“Those two items were really the whole budget if we summarize it,” the board chairman said. “The rest of it really fell in line. Those two items have been covered very well. We would have loved to have done better. The employees of Sampson County realize what we’re up against and they know what they’re up against. We’re going to do all we can for the citizens and employees of Sampson County and not put any tax burden on them anymore than we can help it.”
When new schools were being built, along with the new jail, Lockamy said county officials knew that taxes were going to go up a “tremendous amount.” There were large numbers thrown out as to how high the tax rate ceiling could rise, figures that the county has not reached due to good planning, he said.
“With good planning and good decision-making from our county manager and all our department heads, we’re going to survive,” Lockamy said.
“If we are so pure, why don’t we correct a mistake that has been made?” asked McLamb.
Blanton said the county has seen a tax increase “almost every year” in recent years, but has weathered the storm. Nothing was going to change that.
“Every year we have had to have a tax increase and we have not gone belly up, we have not sunk,” said Blanton. “We just have to understand that it’s time for us to accept responsibility. We’ve got the schools and other things. We’re going to have to promote the budget, increase (employee) pay and do what we got to do.”
Blanton, Lockamy and Strickland voted for the budget, McLamb and Kirby against, producing the same vote as the 2011-12 budget a year ago.

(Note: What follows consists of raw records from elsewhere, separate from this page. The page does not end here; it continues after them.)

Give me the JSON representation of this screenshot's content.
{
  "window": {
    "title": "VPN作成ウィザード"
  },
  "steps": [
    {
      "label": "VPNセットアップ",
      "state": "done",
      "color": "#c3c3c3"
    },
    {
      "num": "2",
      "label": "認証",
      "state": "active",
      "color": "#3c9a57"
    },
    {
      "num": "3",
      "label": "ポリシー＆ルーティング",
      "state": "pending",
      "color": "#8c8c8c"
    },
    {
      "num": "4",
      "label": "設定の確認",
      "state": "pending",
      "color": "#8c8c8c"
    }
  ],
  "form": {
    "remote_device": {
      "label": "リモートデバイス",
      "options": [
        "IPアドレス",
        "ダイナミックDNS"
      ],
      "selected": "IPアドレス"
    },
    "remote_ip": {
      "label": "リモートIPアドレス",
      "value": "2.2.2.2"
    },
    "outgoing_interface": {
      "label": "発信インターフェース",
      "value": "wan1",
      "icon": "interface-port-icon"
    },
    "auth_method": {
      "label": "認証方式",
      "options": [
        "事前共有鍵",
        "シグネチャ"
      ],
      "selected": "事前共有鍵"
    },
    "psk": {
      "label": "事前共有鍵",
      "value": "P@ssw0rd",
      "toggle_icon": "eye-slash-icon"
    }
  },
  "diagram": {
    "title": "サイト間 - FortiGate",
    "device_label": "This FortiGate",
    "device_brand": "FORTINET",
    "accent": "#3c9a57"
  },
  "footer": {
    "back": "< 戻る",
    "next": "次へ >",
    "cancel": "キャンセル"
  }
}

Chris Berendt can be reached at 910-592-8137 ext. 121 or via email at firstname.lastname@example.org.